If the news of gravitational waves this month makes your mortal brain melt, you’re not alone. The historic detection of ripples in the fabric of space-time confirmed a few mind-dissolving things, among them that Einstein had been right all along about that relativity business — and that black holes exist. Now the Indian Cabinet has approved construction of a new detector that help will pin down gravitational waves for closer inspection.
It all cascaded when a scientist noticed that a squiggle had appeared on his computer screen detected by the Laser Interferometer Gravitational-Wave Observatory (LIGO). After rigorously checking the data, scientists confirmed the first observation of gravitational waves, which Albert Einstein predicted a hundred years ago as part of his general theory of relativity.
But observatories that detect wrinkles in space-time can only pinpoint the waves’ origins in bits of sky. Currently a pair of twin LIGO detectors reside in Hanford, Washington, and almost two thousands miles away in Livingston, Louisiana. They operate in unison, their sensitive mirrors cocked, listening for the faintest of signals. So faint, in fact, that the measurement was about a thousandth the diameter of a proton, the executive director of the LIGO Laboratory, told the New Yorker.
The identical interferometers are placed far apart so that local interference — like trucks, storms, and other bobbles — can be discerned and ruled out. (A legitimate gravitational wave would trigger both.) India’s observatory, the third interferometer in the world, will also be an exact copy and is projected to open in 2023.
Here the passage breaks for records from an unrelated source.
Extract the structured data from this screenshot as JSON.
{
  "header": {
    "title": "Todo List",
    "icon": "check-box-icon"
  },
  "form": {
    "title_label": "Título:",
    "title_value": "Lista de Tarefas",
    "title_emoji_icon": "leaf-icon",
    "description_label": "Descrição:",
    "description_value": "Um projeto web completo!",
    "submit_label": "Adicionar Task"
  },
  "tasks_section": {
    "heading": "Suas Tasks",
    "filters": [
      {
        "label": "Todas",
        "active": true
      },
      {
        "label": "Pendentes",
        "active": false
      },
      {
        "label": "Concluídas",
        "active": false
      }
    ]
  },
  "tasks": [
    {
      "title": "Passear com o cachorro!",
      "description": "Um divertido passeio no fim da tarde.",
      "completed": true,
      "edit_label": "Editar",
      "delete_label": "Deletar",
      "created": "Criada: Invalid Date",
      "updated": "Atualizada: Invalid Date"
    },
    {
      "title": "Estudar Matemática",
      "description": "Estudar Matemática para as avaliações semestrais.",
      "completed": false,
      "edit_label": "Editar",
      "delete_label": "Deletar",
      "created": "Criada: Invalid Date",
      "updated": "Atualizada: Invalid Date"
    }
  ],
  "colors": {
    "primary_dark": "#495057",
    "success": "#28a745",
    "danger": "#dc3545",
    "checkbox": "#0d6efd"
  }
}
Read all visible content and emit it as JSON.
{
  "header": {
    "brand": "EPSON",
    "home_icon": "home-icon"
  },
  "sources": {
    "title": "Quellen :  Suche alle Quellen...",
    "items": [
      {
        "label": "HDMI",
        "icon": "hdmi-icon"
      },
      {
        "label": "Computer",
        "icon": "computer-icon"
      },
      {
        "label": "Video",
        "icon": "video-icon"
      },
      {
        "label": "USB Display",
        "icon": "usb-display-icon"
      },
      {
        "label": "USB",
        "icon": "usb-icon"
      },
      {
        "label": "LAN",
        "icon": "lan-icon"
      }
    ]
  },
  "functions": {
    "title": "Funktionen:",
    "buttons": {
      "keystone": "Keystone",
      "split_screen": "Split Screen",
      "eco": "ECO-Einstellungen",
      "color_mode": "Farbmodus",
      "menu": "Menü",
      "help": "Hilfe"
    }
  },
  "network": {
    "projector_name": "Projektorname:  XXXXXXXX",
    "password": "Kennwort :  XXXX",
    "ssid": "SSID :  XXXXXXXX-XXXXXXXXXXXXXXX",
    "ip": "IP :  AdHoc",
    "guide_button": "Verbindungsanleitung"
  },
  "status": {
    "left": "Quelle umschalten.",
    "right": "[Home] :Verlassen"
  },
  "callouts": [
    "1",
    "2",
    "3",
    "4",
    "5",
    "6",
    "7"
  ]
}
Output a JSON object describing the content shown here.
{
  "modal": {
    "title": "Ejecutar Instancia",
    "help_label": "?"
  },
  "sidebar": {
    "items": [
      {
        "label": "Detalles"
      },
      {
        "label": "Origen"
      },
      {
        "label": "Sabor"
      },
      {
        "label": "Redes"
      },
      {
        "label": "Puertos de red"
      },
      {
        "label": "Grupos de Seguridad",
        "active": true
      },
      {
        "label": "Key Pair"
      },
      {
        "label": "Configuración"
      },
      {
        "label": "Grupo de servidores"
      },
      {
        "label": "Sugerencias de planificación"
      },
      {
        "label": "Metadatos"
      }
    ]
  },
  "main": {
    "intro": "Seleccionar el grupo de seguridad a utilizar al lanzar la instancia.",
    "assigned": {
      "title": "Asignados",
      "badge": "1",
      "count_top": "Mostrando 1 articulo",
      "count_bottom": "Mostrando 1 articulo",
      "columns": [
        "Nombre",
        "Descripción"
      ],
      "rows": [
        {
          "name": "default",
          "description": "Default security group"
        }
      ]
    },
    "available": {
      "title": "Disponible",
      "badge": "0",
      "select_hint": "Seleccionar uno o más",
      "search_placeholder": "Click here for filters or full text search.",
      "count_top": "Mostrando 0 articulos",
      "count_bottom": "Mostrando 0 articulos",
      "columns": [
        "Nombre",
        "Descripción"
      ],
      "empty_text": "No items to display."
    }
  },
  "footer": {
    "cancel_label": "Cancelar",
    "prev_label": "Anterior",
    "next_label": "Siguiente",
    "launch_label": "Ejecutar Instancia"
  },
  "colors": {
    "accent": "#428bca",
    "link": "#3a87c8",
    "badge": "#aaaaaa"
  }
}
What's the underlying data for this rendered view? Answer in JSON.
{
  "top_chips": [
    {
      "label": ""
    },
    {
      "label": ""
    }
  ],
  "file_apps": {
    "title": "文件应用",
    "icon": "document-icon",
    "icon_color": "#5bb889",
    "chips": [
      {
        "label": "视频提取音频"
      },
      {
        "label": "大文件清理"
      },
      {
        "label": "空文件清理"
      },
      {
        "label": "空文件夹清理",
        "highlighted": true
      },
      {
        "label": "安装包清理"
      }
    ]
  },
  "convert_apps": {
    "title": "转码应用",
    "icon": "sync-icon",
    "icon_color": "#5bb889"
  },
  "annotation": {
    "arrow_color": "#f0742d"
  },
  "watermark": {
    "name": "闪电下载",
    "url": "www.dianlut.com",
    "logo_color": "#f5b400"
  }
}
Along with a detector in Germany, the LIGO group will also be working with observatories in Italy and Japan, which are being upgraded. Almost everything that we know about space stems from raking light. So if the LIGO Scientific Collaboration, which consists of more than 1,000 scientists, can narrow where the waves come from, telescopes that harvest different frequencies will complement how we piece together the universe’s history — one minuscule squiggle at a time.